Stored dataset items
━━━━━━━━━━━━━━━━━━━━

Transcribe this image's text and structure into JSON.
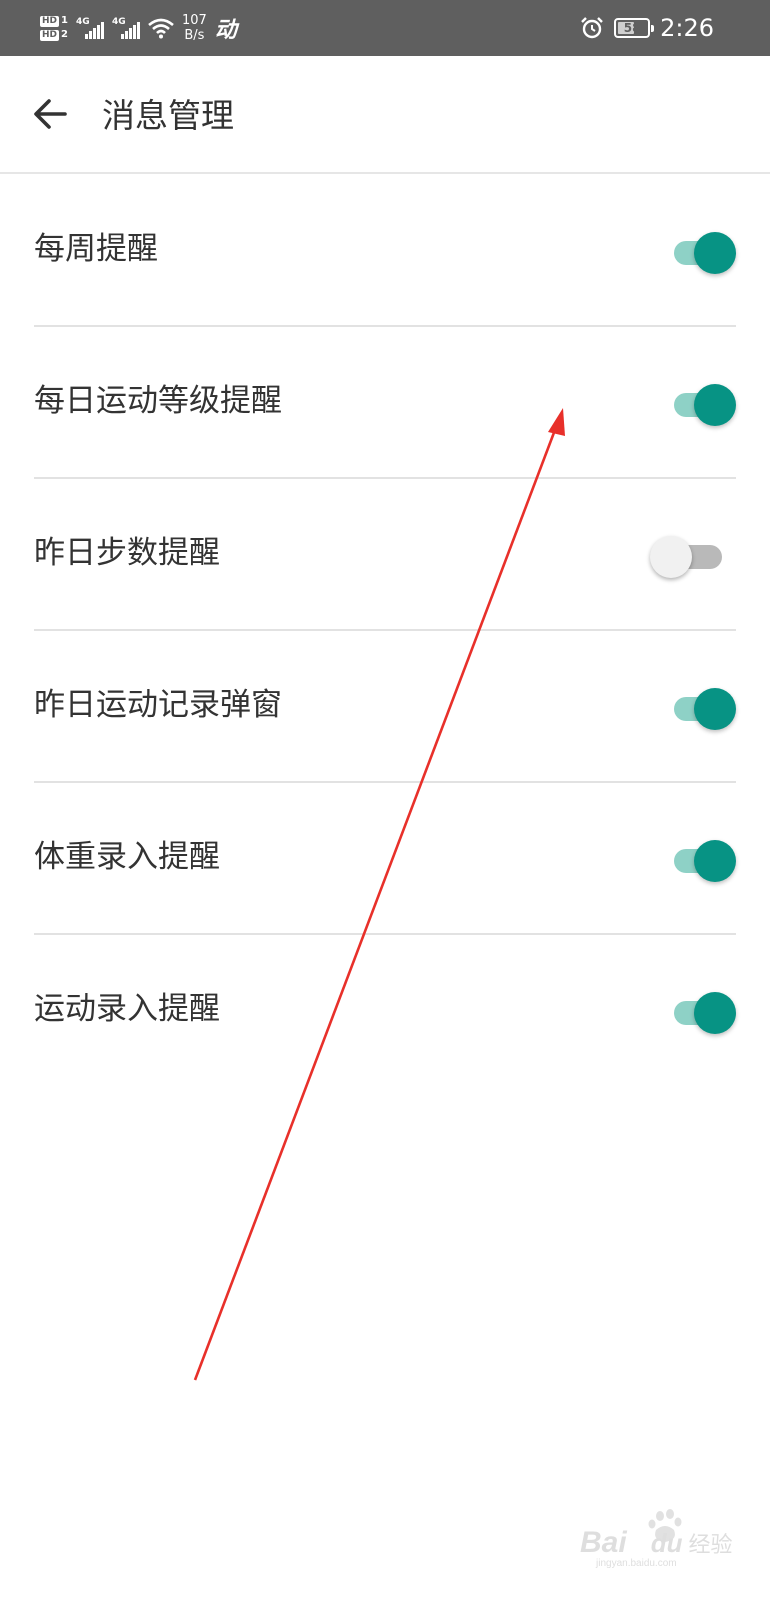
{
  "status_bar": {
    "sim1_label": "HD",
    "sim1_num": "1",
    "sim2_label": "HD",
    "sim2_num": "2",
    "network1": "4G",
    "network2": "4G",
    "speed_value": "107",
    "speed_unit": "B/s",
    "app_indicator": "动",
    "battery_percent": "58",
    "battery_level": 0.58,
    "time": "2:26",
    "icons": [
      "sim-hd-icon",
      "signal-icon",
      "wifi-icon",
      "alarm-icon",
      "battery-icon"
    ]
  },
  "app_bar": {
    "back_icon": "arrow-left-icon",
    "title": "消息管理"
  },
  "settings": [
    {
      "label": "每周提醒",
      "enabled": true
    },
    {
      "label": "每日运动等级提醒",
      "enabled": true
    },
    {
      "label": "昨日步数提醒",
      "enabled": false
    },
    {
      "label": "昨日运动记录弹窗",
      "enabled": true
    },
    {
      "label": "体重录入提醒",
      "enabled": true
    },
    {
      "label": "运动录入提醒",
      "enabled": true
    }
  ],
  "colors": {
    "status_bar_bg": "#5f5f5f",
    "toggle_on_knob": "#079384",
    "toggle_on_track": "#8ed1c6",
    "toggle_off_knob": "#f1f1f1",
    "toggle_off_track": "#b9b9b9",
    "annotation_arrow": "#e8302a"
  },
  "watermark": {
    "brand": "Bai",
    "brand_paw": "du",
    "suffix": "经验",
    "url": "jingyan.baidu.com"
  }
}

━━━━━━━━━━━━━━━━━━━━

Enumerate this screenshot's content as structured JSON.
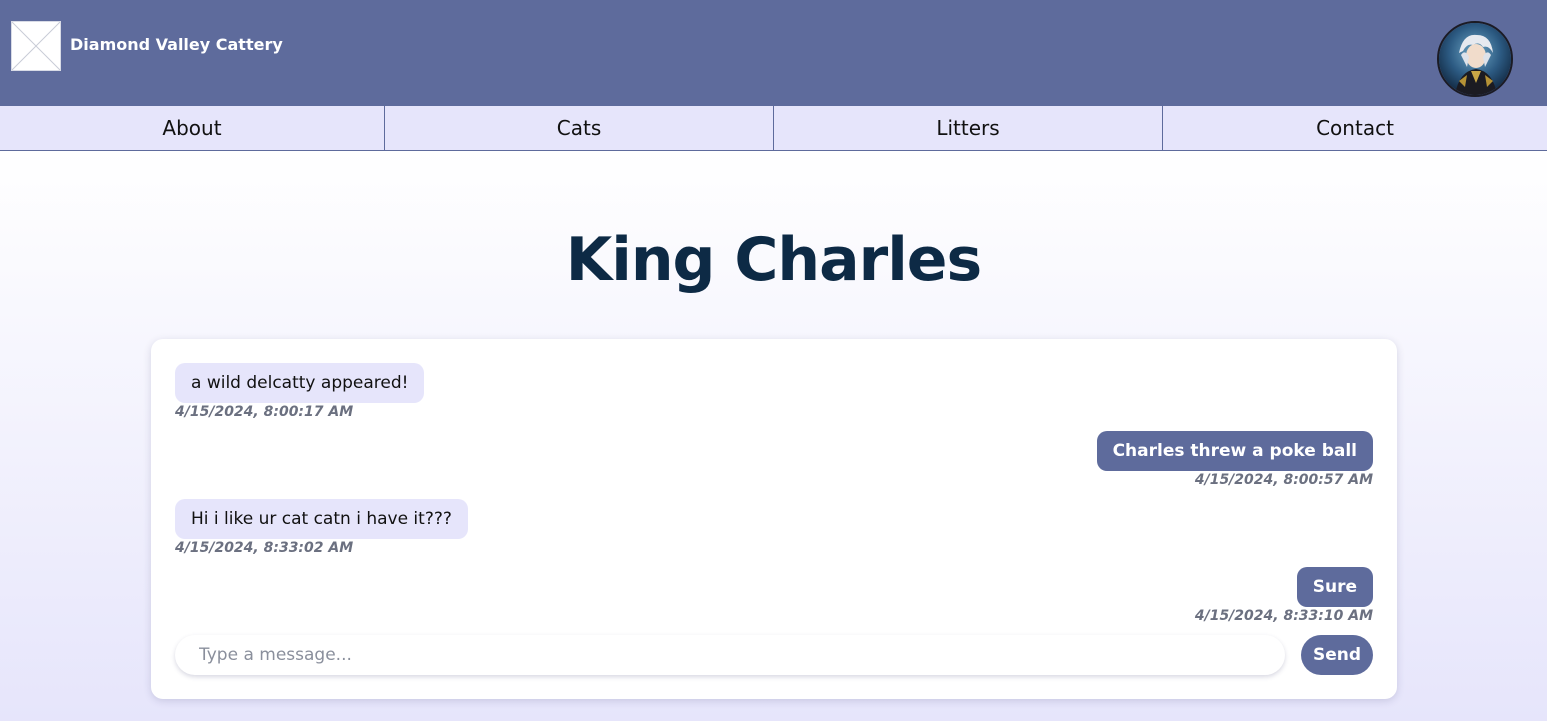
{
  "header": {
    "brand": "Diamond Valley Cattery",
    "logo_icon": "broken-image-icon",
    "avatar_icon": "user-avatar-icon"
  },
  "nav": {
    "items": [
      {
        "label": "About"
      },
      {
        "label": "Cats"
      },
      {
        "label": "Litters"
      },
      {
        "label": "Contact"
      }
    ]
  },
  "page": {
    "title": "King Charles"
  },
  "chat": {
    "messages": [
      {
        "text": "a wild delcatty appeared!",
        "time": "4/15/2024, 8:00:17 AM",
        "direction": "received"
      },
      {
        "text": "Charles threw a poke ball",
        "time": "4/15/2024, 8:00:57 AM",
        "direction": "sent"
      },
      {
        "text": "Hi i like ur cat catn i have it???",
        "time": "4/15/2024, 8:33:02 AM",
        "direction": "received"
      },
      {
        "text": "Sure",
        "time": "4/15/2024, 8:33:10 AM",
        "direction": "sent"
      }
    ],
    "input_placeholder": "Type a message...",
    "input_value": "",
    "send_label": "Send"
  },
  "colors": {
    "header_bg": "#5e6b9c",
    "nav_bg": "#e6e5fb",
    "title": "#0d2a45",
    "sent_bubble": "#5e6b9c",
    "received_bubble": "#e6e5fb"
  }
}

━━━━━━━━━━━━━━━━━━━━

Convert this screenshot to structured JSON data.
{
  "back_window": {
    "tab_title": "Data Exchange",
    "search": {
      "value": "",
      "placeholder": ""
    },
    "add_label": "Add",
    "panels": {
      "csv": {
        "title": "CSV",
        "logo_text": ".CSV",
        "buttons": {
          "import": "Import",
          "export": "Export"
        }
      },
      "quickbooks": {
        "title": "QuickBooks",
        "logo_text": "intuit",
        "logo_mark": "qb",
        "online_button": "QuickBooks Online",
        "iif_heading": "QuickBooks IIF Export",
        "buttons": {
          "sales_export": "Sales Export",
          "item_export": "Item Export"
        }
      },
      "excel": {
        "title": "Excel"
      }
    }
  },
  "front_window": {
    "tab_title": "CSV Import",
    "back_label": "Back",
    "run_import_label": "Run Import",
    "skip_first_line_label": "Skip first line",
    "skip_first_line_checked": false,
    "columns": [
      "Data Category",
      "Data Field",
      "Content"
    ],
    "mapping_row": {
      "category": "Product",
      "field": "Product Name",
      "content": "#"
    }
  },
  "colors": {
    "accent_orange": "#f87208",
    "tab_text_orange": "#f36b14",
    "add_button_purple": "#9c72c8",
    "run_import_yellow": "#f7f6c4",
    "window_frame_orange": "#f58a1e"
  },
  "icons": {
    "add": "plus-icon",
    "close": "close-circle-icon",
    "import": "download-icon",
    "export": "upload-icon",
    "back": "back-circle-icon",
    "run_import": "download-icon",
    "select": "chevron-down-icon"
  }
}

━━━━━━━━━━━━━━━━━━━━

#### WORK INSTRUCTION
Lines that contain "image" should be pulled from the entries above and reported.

#### SOLUTION TO THE PROBLEM
Transcribe this image's text and structure into JSON.
    "logo_icon": "broken-image-icon",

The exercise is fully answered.